LOS ANGELES: After a lapse of fifteen weeks that allowed its members to recover from occupational RSI, the Writers Guild of America this weekend inked a deal with Hollywood studio producers that will reunite the scribes with their laptops.
Following the industry's longest labor stoppage in twenty years, the WGA has asked its membership to greenlight the deal, with voting taking place on Sunday and again today, Monday.
Word on the studio block is that the agreement is supported by the majority of members, who are expected to return to work later this week.
The interregnum, which resulted in many top-rated shows going off-air, has left producers desperate to return to the status quo before audiences succumb to the alternative delights of the internet, DVDs. and video games – never again to return to the networks.
The three-year deal centers on a formula that cuts-in writers on revenues from new media, a sector that although small at present, is likely to dominate the program-making industry in the near future.
Writers will also receive residual payments for web-streamed video programs, exactly as for traditional shows. And from year three of the deal, they will also receive 2% of distributor's revenues from such streams.
But according to some industry observers, the writers will return to a fundamentally changed studio landscape, in which long-term production contracts have been decimated.

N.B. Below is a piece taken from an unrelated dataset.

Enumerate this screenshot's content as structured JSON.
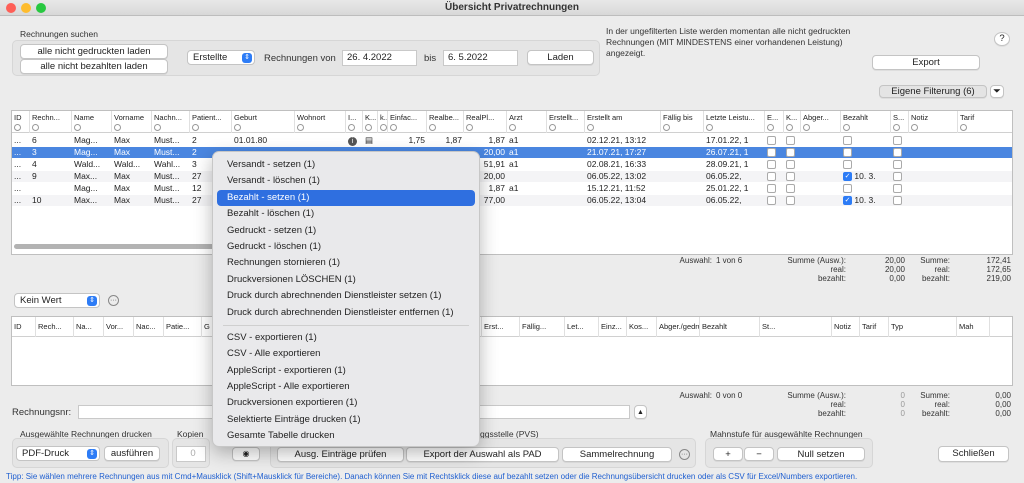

In particular, NBC Universal has been in Freddie Kruger mode, slashing budgets on the so-called 'pilot season', in which studios annually commission a range of sample episodes of new shows to dangle beneath the noses of advertisers and agencies.
Data sourced from Financial Times; additional content by WARC staff